### Work item
From the entries below, copy out every line with "Sciences" in it.

### Source material
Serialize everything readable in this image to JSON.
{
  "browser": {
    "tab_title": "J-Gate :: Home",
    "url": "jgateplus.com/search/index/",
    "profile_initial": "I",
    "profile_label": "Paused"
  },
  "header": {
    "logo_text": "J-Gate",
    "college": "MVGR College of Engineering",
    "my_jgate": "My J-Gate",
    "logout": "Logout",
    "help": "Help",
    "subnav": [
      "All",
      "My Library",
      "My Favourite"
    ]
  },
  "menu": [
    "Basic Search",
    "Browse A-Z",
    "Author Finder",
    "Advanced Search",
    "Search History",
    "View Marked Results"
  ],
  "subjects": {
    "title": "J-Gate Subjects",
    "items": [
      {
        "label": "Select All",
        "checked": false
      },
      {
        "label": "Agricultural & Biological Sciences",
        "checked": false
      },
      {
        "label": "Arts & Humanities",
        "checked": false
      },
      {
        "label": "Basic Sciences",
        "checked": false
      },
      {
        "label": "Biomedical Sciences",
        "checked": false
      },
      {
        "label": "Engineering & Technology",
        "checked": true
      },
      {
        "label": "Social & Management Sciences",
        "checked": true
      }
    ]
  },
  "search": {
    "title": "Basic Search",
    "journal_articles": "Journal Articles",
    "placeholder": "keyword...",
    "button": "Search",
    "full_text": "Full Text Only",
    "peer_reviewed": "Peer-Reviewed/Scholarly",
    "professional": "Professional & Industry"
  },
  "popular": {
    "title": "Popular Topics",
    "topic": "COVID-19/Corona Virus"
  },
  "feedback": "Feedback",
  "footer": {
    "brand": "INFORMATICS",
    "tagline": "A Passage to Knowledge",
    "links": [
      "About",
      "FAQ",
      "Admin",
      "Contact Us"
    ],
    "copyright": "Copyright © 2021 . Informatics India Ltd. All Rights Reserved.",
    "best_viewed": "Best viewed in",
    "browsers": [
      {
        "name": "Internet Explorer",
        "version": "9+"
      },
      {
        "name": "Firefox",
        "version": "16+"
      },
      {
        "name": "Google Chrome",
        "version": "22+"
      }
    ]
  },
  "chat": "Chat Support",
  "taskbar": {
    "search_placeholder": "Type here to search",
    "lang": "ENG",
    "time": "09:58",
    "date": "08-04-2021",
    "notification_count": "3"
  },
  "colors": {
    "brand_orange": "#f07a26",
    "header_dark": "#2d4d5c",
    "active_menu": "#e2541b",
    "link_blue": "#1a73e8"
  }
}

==

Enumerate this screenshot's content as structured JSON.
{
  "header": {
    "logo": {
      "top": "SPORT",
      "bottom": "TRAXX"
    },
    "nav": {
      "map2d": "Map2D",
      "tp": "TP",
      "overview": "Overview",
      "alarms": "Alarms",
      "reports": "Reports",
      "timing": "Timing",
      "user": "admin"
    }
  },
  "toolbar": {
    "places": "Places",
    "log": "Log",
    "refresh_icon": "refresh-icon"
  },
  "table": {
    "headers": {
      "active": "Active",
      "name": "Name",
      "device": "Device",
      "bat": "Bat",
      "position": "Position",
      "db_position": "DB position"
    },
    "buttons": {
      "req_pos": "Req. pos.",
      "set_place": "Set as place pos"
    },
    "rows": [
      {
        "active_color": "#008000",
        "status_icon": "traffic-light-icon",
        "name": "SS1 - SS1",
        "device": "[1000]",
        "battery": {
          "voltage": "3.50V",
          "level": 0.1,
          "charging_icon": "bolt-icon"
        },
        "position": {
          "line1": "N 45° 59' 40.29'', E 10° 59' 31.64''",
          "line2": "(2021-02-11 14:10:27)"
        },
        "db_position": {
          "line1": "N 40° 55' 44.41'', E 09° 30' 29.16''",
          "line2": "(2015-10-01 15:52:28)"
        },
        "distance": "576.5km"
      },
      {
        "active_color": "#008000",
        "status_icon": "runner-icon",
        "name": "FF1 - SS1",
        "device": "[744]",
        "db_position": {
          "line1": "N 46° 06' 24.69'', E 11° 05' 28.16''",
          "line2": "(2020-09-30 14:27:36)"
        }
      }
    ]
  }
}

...

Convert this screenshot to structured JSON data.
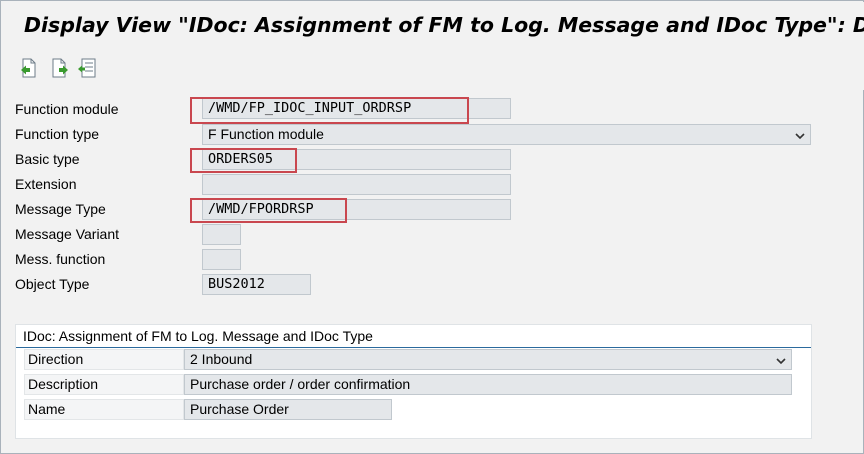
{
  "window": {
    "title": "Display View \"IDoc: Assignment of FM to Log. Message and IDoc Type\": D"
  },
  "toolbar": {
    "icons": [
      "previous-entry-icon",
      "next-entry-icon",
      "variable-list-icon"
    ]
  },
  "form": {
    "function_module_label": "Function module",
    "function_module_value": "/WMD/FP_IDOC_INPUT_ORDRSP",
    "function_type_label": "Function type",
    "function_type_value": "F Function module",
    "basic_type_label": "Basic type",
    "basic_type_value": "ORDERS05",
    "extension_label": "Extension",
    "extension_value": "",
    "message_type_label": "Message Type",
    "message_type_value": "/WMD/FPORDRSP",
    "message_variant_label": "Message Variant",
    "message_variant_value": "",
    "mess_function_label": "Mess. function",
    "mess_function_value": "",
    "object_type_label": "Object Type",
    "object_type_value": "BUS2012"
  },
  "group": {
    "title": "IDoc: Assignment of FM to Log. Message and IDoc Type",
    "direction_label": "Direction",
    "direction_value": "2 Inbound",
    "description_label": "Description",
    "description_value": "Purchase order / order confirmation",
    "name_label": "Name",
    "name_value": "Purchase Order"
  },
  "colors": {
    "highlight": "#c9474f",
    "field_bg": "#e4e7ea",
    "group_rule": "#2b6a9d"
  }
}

### Completed task
        "label": "Agricultural & Biological Sciences",
        "label": "Basic Sciences",
        "label": "Biomedical Sciences",
        "label": "Social & Management Sciences",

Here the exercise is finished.